For about 40 years, scientists have been working on the internal clock. Their goal is to find out the causes for the observed regularity of daily highs and lows, which in extreme cases can fluctuate between top fit and total exhaustion. For hundreds of years, the phenomenon of internal rhythm has been considered by traditional Chinese medicine. The Chinese divide up twelve organs into the day and night organs, assigning each of the organs a functional high over two hours a day. Periodic complaints at certain times of the day are attributed to problems of the active organ at that time.
The day has 24 hours - also our internal clock?
Through experiments, the assumption could be substantiated that our internal clock depends on the daylight. If people spend more than four weeks in a room without daylight, they can not distinguish between day and night and make their rhythm of life in harmony with their inner clock.
Most people then live in a cycle of 25 hours, but some people even have a 30-hour cycle. When these people return to a normal day and night environment, their internal clock approaches a 24-hour cycle.
How does the body organize its daily routine?
Throughout the day, fluctuations in the blood concentration of various substances produced by the body have been known for a long time.
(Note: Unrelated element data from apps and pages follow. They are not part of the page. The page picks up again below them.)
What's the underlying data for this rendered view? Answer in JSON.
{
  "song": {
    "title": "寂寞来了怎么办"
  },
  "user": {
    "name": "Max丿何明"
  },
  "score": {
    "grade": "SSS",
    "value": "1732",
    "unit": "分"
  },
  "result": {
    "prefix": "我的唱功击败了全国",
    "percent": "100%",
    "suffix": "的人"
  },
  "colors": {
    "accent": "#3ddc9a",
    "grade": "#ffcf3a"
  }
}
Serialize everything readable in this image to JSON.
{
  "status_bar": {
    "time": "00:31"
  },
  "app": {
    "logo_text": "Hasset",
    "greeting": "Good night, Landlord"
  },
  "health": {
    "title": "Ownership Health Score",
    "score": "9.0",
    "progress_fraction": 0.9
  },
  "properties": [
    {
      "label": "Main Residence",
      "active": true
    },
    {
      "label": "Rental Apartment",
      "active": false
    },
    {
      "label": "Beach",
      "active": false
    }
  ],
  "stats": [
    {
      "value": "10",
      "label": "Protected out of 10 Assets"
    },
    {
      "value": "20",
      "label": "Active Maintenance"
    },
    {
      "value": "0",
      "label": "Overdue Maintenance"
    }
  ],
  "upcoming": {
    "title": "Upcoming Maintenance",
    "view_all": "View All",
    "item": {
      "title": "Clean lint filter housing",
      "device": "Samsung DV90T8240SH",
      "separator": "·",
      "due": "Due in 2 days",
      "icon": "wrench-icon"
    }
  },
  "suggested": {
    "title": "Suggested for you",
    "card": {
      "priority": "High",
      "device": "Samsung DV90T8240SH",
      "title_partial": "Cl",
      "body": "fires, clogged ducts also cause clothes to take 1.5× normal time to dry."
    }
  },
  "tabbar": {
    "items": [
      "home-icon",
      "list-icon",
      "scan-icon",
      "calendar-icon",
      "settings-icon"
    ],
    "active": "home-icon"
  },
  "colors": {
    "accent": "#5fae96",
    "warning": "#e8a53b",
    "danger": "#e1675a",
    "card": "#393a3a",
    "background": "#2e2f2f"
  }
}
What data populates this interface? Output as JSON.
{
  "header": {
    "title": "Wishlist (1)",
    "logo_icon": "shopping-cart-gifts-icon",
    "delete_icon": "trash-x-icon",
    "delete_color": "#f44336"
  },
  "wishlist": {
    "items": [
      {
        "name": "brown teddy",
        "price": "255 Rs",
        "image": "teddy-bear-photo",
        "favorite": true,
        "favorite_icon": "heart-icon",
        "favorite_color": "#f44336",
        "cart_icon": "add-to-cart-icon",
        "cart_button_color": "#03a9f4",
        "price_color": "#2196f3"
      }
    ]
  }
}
For example, the concentration of adrenal hormones, adrenaline and cortisol, increases in the blood at 5 o'clock in the morning. Metabolic processes, digestion and energy production, are in full swing in the morning. The heart activity increases - the body adjusts to the active phase of the day.
Experience has shown that concentration, memory and speech skills work well between 10 and 12 o'clock. At lunchtime, the mental and physical performance decreases. The siesta, which is especially popular with southerners, is a habit that is in harmony with the pudding that the organism puts in around lunchtime. However, the afternoon nap should not last longer than 20 minutes, you want to master the afternoon with verve and verve. Luscious meals can increase the tiredness at noon.
By 14 clock probably increases the blood level of the body's endorphins, which experience, the general well-being increases. At 4 pm, physical and mental performance will increase again. One assumes that one can achieve the largest training and learning successes around this time. In the evening, the body turns to its recovery phase. Blood pressure and body temperature drop. At night, the organs regenerate to be fully operational the next day.
Does the way of life influence the inner clock?
However, the experience of the daytime form fluctuations are highly dependent on the personal lifestyle. Whoever makes the night of the day every day and sleeps regularly at noon until 12 o'clock, will not have his first performance high at 10 o'clock. The body is very adaptable and can change to a changed rhythm. All he needs is some time. Anyone who has ever spent their holidays in a different time zone has experienced on their own body, that it adjusts to the new rhythm of life within a few days.
As a rule of thumb when changing the time zones, the body adapts daily by one hour to the new time. The body of shiftworkers and frequent flyers must constantly change to a new rhythm of life. The bodily functions of these people regularly have to change the rhythm again as soon as they have found a new rhythm.
Recovery periods can be shorter than it is good for the body, which can lead to fatigue, long-term fatigue, and poor performance in the long term. The habitual person who lives strictly according to his fixed schedule will have less problems with it.